INFORMATION PROVIDED: Begin

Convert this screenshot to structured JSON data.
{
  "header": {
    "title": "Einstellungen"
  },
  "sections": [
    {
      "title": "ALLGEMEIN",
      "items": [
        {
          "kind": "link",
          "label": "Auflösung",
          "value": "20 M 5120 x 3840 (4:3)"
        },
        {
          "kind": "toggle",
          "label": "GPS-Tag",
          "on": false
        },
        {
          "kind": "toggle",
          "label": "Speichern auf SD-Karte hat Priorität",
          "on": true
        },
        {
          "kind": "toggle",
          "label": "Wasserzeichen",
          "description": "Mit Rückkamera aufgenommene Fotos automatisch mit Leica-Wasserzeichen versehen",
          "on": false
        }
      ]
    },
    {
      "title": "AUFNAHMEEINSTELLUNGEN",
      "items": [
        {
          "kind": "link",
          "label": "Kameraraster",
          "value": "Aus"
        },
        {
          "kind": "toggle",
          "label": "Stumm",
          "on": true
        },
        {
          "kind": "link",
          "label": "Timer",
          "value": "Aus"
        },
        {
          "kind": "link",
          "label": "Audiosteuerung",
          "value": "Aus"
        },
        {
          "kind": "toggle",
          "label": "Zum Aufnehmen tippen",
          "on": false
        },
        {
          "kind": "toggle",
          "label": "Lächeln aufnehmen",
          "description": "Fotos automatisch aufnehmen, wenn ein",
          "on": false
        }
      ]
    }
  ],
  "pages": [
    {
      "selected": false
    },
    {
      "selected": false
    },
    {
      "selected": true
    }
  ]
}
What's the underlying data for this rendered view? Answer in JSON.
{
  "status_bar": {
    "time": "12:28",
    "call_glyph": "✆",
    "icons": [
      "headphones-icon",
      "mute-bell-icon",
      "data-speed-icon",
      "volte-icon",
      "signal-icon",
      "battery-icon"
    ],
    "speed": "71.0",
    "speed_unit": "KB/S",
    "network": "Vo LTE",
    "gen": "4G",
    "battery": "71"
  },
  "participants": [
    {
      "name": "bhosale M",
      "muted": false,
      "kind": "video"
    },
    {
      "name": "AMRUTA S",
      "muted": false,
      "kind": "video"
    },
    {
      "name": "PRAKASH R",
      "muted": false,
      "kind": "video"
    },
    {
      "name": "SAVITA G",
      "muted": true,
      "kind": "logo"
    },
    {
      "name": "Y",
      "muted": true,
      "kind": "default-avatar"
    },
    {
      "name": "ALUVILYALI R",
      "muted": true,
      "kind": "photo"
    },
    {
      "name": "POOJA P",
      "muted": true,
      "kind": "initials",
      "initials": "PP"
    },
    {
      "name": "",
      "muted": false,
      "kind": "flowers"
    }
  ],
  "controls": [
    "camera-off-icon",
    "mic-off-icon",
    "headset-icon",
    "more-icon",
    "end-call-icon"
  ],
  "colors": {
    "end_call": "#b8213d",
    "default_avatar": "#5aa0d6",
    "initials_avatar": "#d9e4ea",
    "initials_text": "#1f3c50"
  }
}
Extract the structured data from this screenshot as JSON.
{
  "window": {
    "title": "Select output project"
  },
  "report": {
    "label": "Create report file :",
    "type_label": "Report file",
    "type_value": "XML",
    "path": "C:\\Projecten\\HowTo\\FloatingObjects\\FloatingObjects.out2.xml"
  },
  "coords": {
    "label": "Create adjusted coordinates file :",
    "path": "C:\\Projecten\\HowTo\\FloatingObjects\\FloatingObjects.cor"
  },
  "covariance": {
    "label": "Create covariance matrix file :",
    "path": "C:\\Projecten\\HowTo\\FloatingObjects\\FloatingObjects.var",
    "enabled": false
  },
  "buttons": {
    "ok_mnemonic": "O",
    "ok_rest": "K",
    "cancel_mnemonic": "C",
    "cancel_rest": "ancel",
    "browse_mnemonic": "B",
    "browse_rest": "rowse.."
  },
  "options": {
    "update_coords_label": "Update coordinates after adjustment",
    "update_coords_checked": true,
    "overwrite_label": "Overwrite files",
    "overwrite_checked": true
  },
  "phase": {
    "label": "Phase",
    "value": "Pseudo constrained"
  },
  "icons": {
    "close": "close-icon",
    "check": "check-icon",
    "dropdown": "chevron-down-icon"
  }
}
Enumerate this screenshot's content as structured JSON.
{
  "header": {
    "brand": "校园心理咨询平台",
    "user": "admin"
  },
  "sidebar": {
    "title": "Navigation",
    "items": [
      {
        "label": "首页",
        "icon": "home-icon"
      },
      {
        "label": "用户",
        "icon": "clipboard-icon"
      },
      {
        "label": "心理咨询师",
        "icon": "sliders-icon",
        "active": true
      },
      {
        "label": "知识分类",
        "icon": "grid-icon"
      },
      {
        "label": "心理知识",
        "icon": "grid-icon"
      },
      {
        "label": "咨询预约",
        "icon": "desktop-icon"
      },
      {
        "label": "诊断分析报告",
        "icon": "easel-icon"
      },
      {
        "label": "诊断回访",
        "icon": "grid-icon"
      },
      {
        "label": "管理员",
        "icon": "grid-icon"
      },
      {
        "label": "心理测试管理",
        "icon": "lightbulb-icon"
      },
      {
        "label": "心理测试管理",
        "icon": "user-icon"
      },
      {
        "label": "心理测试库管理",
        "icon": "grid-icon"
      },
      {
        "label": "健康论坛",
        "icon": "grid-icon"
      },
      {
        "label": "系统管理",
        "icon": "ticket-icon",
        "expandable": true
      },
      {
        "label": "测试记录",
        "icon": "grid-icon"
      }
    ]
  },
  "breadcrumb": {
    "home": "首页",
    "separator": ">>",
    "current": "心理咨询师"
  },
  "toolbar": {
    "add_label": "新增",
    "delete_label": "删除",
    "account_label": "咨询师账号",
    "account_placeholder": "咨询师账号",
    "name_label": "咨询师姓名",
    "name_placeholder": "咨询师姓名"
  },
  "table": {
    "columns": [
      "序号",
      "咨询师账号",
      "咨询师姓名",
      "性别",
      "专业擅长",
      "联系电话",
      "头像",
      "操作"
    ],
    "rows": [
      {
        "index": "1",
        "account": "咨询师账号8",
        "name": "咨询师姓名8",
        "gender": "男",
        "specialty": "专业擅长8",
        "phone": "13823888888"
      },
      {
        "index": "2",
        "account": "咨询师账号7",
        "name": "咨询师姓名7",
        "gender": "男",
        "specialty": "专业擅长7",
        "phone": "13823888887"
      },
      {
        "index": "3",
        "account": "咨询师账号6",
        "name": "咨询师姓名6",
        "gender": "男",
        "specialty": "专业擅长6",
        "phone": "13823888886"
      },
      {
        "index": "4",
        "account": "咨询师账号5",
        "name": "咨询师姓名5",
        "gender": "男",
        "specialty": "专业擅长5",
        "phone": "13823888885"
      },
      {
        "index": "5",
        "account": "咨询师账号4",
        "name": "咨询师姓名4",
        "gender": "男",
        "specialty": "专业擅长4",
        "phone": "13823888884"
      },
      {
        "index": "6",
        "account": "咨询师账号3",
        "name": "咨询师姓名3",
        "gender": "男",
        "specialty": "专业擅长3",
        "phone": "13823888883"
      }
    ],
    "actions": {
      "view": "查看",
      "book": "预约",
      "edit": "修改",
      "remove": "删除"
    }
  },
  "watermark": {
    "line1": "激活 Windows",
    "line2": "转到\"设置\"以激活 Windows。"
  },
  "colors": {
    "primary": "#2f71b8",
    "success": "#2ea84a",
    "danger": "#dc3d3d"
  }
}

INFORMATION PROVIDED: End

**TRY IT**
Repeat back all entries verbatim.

**SOLUTION**
Convert this screenshot to structured JSON data.
{
  "header": {
    "title": "Einstellungen"
  },
  "sections": [
    {
      "title": "ALLGEMEIN",
      "items": [
        {
          "kind": "link",
          "label": "Auflösung",
          "value": "20 M 5120 x 3840 (4:3)"
        },
        {
          "kind": "toggle",
          "label": "GPS-Tag",
          "on": false
        },
        {
          "kind": "toggle",
          "label": "Speichern auf SD-Karte hat Priorität",
          "on": true
        },
        {
          "kind": "toggle",
          "label": "Wasserzeichen",
          "description": "Mit Rückkamera aufgenommene Fotos automatisch mit Leica-Wasserzeichen versehen",
          "on": false
        }
      ]
    },
    {
      "title": "AUFNAHMEEINSTELLUNGEN",
      "items": [
        {
          "kind": "link",
          "label": "Kameraraster",
          "value": "Aus"
        },
        {
          "kind": "toggle",
          "label": "Stumm",
          "on": true
        },
        {
          "kind": "link",
          "label": "Timer",
          "value": "Aus"
        },
        {
          "kind": "link",
          "label": "Audiosteuerung",
          "value": "Aus"
        },
        {
          "kind": "toggle",
          "label": "Zum Aufnehmen tippen",
          "on": false
        },
        {
          "kind": "toggle",
          "label": "Lächeln aufnehmen",
          "description": "Fotos automatisch aufnehmen, wenn ein",
          "on": false
        }
      ]
    }
  ],
  "pages": [
    {
      "selected": false
    },
    {
      "selected": false
    },
    {
      "selected": true
    }
  ]
}
What's the underlying data for this rendered view? Answer in JSON.
{
  "status_bar": {
    "time": "12:28",
    "call_glyph": "✆",
    "icons": [
      "headphones-icon",
      "mute-bell-icon",
      "data-speed-icon",
      "volte-icon",
      "signal-icon",
      "battery-icon"
    ],
    "speed": "71.0",
    "speed_unit": "KB/S",
    "network": "Vo LTE",
    "gen": "4G",
    "battery": "71"
  },
  "participants": [
    {
      "name": "bhosale M",
      "muted": false,
      "kind": "video"
    },
    {
      "name": "AMRUTA S",
      "muted": false,
      "kind": "video"
    },
    {
      "name": "PRAKASH R",
      "muted": false,
      "kind": "video"
    },
    {
      "name": "SAVITA G",
      "muted": true,
      "kind": "logo"
    },
    {
      "name": "Y",
      "muted": true,
      "kind": "default-avatar"
    },
    {
      "name": "ALUVILYALI R",
      "muted": true,
      "kind": "photo"
    },
    {
      "name": "POOJA P",
      "muted": true,
      "kind": "initials",
      "initials": "PP"
    },
    {
      "name": "",
      "muted": false,
      "kind": "flowers"
    }
  ],
  "controls": [
    "camera-off-icon",
    "mic-off-icon",
    "headset-icon",
    "more-icon",
    "end-call-icon"
  ],
  "colors": {
    "end_call": "#b8213d",
    "default_avatar": "#5aa0d6",
    "initials_avatar": "#d9e4ea",
    "initials_text": "#1f3c50"
  }
}
Extract the structured data from this screenshot as JSON.
{
  "window": {
    "title": "Select output project"
  },
  "report": {
    "label": "Create report file :",
    "type_label": "Report file",
    "type_value": "XML",
    "path": "C:\\Projecten\\HowTo\\FloatingObjects\\FloatingObjects.out2.xml"
  },
  "coords": {
    "label": "Create adjusted coordinates file :",
    "path": "C:\\Projecten\\HowTo\\FloatingObjects\\FloatingObjects.cor"
  },
  "covariance": {
    "label": "Create covariance matrix file :",
    "path": "C:\\Projecten\\HowTo\\FloatingObjects\\FloatingObjects.var",
    "enabled": false
  },
  "buttons": {
    "ok_mnemonic": "O",
    "ok_rest": "K",
    "cancel_mnemonic": "C",
    "cancel_rest": "ancel",
    "browse_mnemonic": "B",
    "browse_rest": "rowse.."
  },
  "options": {
    "update_coords_label": "Update coordinates after adjustment",
    "update_coords_checked": true,
    "overwrite_label": "Overwrite files",
    "overwrite_checked": true
  },
  "phase": {
    "label": "Phase",
    "value": "Pseudo constrained"
  },
  "icons": {
    "close": "close-icon",
    "check": "check-icon",
    "dropdown": "chevron-down-icon"
  }
}
Enumerate this screenshot's content as structured JSON.
{
  "header": {
    "brand": "校园心理咨询平台",
    "user": "admin"
  },
  "sidebar": {
    "title": "Navigation",
    "items": [
      {
        "label": "首页",
        "icon": "home-icon"
      },
      {
        "label": "用户",
        "icon": "clipboard-icon"
      },
      {
        "label": "心理咨询师",
        "icon": "sliders-icon",
        "active": true
      },
      {
        "label": "知识分类",
        "icon": "grid-icon"
      },
      {
        "label": "心理知识",
        "icon": "grid-icon"
      },
      {
        "label": "咨询预约",
        "icon": "desktop-icon"
      },
      {
        "label": "诊断分析报告",
        "icon": "easel-icon"
      },
      {
        "label": "诊断回访",
        "icon": "grid-icon"
      },
      {
        "label": "管理员",
        "icon": "grid-icon"
      },
      {
        "label": "心理测试管理",
        "icon": "lightbulb-icon"
      },
      {
        "label": "心理测试管理",
        "icon": "user-icon"
      },
      {
        "label": "心理测试库管理",
        "icon": "grid-icon"
      },
      {
        "label": "健康论坛",
        "icon": "grid-icon"
      },
      {
        "label": "系统管理",
        "icon": "ticket-icon",
        "expandable": true
      },
      {
        "label": "测试记录",
        "icon": "grid-icon"
      }
    ]
  },
  "breadcrumb": {
    "home": "首页",
    "separator": ">>",
    "current": "心理咨询师"
  },
  "toolbar": {
    "add_label": "新增",
    "delete_label": "删除",
    "account_label": "咨询师账号",
    "account_placeholder": "咨询师账号",
    "name_label": "咨询师姓名",
    "name_placeholder": "咨询师姓名"
  },
  "table": {
    "columns": [
      "序号",
      "咨询师账号",
      "咨询师姓名",
      "性别",
      "专业擅长",
      "联系电话",
      "头像",
      "操作"
    ],
    "rows": [
      {
        "index": "1",
        "account": "咨询师账号8",
        "name": "咨询师姓名8",
        "gender": "男",
        "specialty": "专业擅长8",
        "phone": "13823888888"
      },
      {
        "index": "2",
        "account": "咨询师账号7",
        "name": "咨询师姓名7",
        "gender": "男",
        "specialty": "专业擅长7",
        "phone": "13823888887"
      },
      {
        "index": "3",
        "account": "咨询师账号6",
        "name": "咨询师姓名6",
        "gender": "男",
        "specialty": "专业擅长6",
        "phone": "13823888886"
      },
      {
        "index": "4",
        "account": "咨询师账号5",
        "name": "咨询师姓名5",
        "gender": "男",
        "specialty": "专业擅长5",
        "phone": "13823888885"
      },
      {
        "index": "5",
        "account": "咨询师账号4",
        "name": "咨询师姓名4",
        "gender": "男",
        "specialty": "专业擅长4",
        "phone": "13823888884"
      },
      {
        "index": "6",
        "account": "咨询师账号3",
        "name": "咨询师姓名3",
        "gender": "男",
        "specialty": "专业擅长3",
        "phone": "13823888883"
      }
    ],
    "actions": {
      "view": "查看",
      "book": "预约",
      "edit": "修改",
      "remove": "删除"
    }
  },
  "watermark": {
    "line1": "激活 Windows",
    "line2": "转到\"设置\"以激活 Windows。"
  },
  "colors": {
    "primary": "#2f71b8",
    "success": "#2ea84a",
    "danger": "#dc3d3d"
  }
}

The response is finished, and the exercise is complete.